Keep your Profile current with what is happening in your career.
According to LinkedIn, "Members with "up-to-date" positions are discovered up to 18 times more often in searches by recruiters and other members.
Review your Profile on a monthly basis, or more often. Add new content, particularly new accomplishments and skills, training, and good news about your employer.
Even if you are in transition between jobs, update your Profile. [Read The Best LinkedIn Job Title When You Are Unemployed for tips.]
Think of your LinkedIn Profile as a personal marketing portfolio. Consider: What would an employer like to know about you? Why would an employer hire you? Why would someone want to work with you? Include that information in your Profile.
One of the terrible ironies of LinkedIn is that I see many excellent Profiles with no way to contact that LinkedIn member. Include contact information!
Enable recruiters, potential clients, and network members to reach you when they are interested.
Recruiters and potential clients, in particular, are always in a hurry, so, often, if they can't quickly and easily contact you, they'll move on. Read Be Reachable to Be Hired: How to Safely Publish Your Contact Information on LinkedIn for details on how and where to include contact information so your privacy isn't compromised.
Be accurate, and avoid putting your current employment at risk. But, don't distort reality by claiming keywords that are not appropriate for you (don't use a job title that is your next, not your current, job). By following these Profile optimization tips, you increase the likelihood that you will show up in the search results when recruiters are searching for candidates that match your set of qualifications, education, and experiences. In addition, your Profile will add credibility to your current employer's online reputation, if you are employed.
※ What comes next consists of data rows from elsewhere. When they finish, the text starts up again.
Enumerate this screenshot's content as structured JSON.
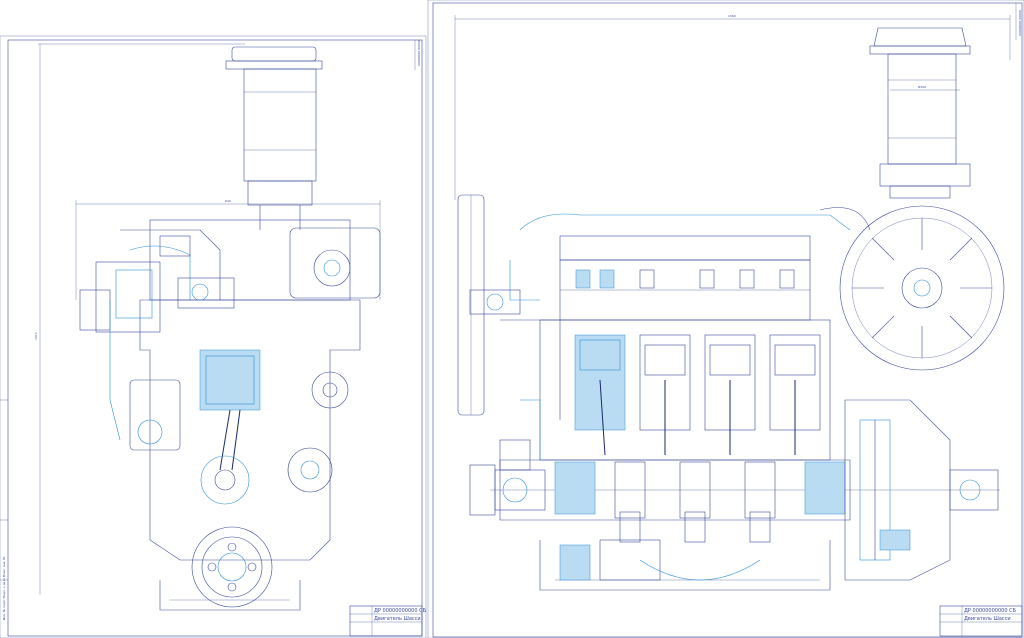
{
  "drawing": {
    "colors": {
      "line": "#3a4a9a",
      "accent": "#2f8fd8",
      "paper": "#ffffff"
    },
    "sheets": [
      {
        "view": "front",
        "title_block": {
          "designation": "ДР 00000000000 СБ",
          "title": "Двигатель Шасси"
        },
        "side_stamp": "00000000 00000",
        "left_stamp": "Инв. № подл.   Подп. и дата   Взам. инв. №",
        "dim_width": "640",
        "dim_height": "1015"
      },
      {
        "view": "section",
        "title_block": {
          "designation": "ДР 00000000000 СБ",
          "title": "Двигатель Шасси"
        },
        "side_stamp": "00000000 00000",
        "dim_length": "1360",
        "dim_filter": "Ø320"
      }
    ]
  }
}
Online job search expert Susan P. Joyce has been observing the online job search world and teaching online job search skills since 1995. A veteran of the United States Marine Corps and a recent Visiting Scholar at the MIT Sloan School of Management, Susan is a two-time layoff “graduate” who has worked in human resources at Harvard University and in a compensation consulting firm. Since 1998, Susan has been editor and publisher of Job-Hunt.org. Follow Susan on Twitter at @jobhuntorg and on Facebook, LinkedIn, and Google+.